    To be truthful, I wanted to use this mini-campaign as a play-test of the rules, and therefore wanted to try out different tabletop strategies. By splitting the campaign area up into four and then deciding that each SPUR commander would try different styles of attack, I did introduce an element of role-play into the choices made.

    I think that inside every wargamer there is a desire to fight large wargames ... but from a practical point of view this is usually something that they might only be able to manage once or twice a year. If they are members of a wargames club or group, such games do become somewhat easier to stage, but if - like me - one prefers to fight solo wargames, embracing the 'small' can be a way of ensuring that one has a regular 'diet' of wargaming to keep one going.

    In doing what I am doing, I am following in the steps of pioneers like Joseph Morschauser. The articles he wrote about his square gridded wargames indicate that he enjoyed manageable games on a relatively small tabletop. I am sure that there must be small, tactical-level wargames out there; its just a matter of finding them!
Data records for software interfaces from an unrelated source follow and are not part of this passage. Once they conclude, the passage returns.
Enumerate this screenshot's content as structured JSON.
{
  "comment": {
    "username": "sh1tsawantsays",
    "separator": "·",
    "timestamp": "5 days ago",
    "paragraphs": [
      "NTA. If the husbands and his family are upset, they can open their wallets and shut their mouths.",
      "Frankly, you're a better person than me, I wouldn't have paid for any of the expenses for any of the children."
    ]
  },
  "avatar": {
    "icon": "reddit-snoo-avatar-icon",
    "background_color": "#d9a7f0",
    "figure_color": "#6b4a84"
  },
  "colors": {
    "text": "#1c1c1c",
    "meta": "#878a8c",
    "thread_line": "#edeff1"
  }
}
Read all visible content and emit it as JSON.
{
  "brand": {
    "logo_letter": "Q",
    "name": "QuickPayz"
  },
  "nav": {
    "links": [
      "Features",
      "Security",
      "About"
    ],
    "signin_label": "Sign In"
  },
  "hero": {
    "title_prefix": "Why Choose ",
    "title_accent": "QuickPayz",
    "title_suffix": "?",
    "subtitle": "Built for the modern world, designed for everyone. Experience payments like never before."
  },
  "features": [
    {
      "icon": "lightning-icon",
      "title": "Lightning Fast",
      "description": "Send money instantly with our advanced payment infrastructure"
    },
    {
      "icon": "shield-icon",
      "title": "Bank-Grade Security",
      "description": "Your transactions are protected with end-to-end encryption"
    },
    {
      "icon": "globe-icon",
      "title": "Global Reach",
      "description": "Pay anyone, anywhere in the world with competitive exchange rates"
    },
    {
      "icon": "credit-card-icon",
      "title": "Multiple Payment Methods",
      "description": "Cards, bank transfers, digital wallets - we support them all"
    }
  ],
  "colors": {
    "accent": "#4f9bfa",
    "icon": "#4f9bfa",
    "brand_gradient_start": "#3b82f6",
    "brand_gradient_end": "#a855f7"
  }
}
That said, the forthcoming AIRFIX wargame might fit the bill, which is one reason why I have pre-ordered a copy.

    All the best,

    Bob

    ReplyDelete